Anti-tubercular activity and an inhibitory effect on Epstein-Barr virus activation of sterols and polyisoprenepolyols from an edible mushroom, Hypsizigus marmoreus (Buna-shimeji) have been reported. Seven sterols and eight polyisoprenepolyols, isolated from the non-saponifiable lipid fraction of the dichloromethane extract of Hypsizigus marmoreus, have been tested for their anti­tubercular activity against Mycobacterium tuberculosis strain H37Rv using the Microplate Alamar Blue Assay (MABA). Six of the sterols and two of the polyisoprenepolyols showed a minimum inhibitory concentration (MIC) in the range of 1-51mg/ml, while the others were inactive. The seven sterols and three polyisoprenepolyols were further evaluated for their inhibitory effects on Epstein-Barr virus early antigen (EBV-EA) activation induced by the tumour promoter 12-O-tetradecanoylphorbol-13-acetate (TPA) in Raji cells. Two of the sterols showed a potent inhibitory effects while preserving the high viability of the Raji cells (Akihisa et al., 2005).

Isolated polysaccharides (PLS) from the fruiting body of Agaricus brasiliensis (previously named Agaricus blazei ss Heinem), also known as the sun mushroom, have been shown to have anti-viral activity and were more effective when added during poliovirus infection. The extracts had little effect on reducing viral adsorption and did not show any virucidal effect, suggesting that they may act at the initial stage of the replication of poliovirus (Faccin et al., 2007).

Anti-viral activities of Agaricus blazei Murill have been demonstrated against cytopathic effects induced by western equine encephalitis (WEE) virus by the mycelial fractions but not those of fruiting bodies (Sorimachi et al., 2001).

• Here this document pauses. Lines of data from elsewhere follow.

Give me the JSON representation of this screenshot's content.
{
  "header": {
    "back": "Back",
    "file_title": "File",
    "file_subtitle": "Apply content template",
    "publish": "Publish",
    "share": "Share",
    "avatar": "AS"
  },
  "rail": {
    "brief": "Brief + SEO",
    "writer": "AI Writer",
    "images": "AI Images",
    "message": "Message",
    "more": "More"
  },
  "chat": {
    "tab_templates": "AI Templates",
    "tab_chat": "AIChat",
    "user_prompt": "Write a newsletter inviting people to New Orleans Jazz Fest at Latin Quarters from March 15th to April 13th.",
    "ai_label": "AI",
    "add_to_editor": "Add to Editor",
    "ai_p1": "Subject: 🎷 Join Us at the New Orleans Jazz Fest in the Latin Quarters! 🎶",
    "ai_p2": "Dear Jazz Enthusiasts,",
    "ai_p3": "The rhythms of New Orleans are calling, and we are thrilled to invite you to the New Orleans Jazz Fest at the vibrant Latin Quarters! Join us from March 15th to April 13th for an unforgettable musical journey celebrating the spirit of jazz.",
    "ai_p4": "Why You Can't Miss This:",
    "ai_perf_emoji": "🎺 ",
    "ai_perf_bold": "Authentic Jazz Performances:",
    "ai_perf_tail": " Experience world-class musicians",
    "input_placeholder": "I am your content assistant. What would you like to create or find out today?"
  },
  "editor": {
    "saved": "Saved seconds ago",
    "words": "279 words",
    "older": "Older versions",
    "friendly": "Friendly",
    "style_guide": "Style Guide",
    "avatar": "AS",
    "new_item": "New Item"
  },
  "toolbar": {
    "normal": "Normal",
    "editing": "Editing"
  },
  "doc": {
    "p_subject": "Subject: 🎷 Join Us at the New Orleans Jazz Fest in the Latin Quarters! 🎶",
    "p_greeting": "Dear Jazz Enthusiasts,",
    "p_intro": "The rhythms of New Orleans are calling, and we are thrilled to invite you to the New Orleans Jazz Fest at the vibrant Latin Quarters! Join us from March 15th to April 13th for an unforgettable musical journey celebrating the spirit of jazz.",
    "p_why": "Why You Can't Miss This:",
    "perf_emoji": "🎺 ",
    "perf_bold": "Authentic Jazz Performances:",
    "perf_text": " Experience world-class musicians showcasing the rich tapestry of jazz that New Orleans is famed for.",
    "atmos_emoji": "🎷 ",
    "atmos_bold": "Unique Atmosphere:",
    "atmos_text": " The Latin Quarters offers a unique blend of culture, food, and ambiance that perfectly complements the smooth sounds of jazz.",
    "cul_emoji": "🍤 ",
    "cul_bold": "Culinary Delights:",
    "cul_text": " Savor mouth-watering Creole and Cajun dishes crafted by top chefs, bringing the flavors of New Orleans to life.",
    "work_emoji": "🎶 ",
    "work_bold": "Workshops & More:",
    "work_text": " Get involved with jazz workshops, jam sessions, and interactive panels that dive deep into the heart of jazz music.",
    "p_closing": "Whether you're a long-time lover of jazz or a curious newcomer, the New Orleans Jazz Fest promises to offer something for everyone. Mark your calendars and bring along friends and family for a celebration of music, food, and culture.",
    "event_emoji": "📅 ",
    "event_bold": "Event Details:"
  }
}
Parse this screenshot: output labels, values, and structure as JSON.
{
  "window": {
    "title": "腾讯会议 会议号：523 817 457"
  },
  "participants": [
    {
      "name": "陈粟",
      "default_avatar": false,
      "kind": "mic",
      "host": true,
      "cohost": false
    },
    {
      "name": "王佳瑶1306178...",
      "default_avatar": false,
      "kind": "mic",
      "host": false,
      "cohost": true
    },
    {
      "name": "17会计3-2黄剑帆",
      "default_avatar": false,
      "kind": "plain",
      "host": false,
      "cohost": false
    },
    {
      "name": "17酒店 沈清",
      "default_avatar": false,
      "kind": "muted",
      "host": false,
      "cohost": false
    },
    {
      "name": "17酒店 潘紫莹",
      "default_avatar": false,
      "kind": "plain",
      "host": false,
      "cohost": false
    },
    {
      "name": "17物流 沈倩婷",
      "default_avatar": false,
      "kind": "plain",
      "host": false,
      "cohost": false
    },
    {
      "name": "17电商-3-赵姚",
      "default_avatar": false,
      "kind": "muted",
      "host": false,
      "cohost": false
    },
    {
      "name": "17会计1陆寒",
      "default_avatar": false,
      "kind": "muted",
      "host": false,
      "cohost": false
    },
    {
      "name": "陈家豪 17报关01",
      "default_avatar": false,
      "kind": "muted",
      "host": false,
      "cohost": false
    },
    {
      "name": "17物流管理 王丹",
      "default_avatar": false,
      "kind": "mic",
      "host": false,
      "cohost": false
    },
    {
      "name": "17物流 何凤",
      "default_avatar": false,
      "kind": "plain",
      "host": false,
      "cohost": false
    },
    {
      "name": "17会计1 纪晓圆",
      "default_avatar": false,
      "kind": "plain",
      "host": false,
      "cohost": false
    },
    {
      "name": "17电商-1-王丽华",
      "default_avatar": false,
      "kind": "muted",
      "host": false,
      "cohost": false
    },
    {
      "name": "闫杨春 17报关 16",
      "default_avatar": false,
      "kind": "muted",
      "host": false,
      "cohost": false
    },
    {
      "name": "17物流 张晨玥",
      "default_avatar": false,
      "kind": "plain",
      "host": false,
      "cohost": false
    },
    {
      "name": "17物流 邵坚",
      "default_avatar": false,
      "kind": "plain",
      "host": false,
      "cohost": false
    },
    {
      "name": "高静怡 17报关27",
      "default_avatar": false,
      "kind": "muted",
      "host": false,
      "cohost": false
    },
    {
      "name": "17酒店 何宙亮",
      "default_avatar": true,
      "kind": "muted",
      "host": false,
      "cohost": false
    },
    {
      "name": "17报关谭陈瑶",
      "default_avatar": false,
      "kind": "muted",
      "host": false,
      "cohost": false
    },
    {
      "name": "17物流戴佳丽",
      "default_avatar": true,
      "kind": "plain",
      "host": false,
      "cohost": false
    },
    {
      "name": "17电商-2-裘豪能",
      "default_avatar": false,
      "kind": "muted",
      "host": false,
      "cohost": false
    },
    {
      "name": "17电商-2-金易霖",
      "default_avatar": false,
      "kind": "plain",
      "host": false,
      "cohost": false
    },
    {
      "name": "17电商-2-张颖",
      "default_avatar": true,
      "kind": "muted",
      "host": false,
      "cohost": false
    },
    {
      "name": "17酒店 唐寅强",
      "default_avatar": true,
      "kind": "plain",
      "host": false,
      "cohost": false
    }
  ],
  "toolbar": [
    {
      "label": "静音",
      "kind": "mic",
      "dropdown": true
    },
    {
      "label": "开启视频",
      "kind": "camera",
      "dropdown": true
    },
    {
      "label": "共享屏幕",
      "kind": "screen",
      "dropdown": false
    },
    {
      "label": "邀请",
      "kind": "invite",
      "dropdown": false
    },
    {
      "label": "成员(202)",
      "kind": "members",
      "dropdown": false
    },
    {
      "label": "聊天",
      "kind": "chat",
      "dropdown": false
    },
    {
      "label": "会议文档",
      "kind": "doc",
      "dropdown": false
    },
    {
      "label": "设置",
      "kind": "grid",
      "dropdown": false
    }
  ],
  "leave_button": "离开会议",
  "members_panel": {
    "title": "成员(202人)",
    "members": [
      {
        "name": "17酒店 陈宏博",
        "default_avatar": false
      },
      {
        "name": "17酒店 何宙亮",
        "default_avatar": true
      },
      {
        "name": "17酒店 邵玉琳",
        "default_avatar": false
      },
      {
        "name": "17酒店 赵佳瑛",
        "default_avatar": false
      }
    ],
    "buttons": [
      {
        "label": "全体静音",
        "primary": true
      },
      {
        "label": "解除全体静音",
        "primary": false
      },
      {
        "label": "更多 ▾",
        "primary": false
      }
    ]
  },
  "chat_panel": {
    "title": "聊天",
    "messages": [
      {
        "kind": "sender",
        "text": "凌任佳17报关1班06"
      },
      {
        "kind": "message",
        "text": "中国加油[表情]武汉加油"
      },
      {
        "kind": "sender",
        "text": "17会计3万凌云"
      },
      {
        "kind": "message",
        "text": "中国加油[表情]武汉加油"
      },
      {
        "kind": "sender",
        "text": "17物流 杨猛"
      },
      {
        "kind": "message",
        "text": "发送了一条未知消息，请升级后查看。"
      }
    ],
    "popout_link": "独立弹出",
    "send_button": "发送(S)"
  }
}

The effects of a mushroom-derived active hexose correlated compound (AHCC) on the immune response to influenza A virus (H1N1, PR8) infection have been shown to be dose dependent and low-dose AHCC supplementation improved the response to influenza infection despite no effect on total NK cell cytotoxicity (Nogusa et al., 2009).

An inhibitory effect of conditioned medium (CM) from P338D1 (D1) cells, a murine macrophage cell line, stimulated for 10 h with extracts from the fruiting bodies of Grifola frondosa (ME) or its ultrafiltration fractions (MFs), has been reported on the growth of influenza A/Aichi/2/68 virus in Madin-Darby canine kidney cells. Direct addition of ME and 3 fractions of MFs to the infected cells had no obvious inhibitory effect. However, virus yields were reduced in the presence of CMs, with. RT-PCR and ELISA assays showing that the CMs could induce the expression of TNF-a mRNA in D1 cells leading to production of TNF-a, known as an anti-viral cytokine. These findings suggest that ME and MFs might induce the production of certain factors, including TNF-a , which are responsible for the inhibition of viral growth in vitro(Obi et al., 2008).

Extracts of mycelia derived from Phellinus linteus have recently been tested as adjuvants for intranasal influenza vaccine. The adjuvant effects of extracts of mycelia were examined by intranasal co-administration of the extracts and inactivated A/PR8 (H1N1) influenza virus hemagglutinin (HA) vaccine in BALB/c mice. The mycelial extract-adjuvanted vaccines were shown to confer cross-protection against variant H5N1 influenza viruses (Ichinohe et al., 2010).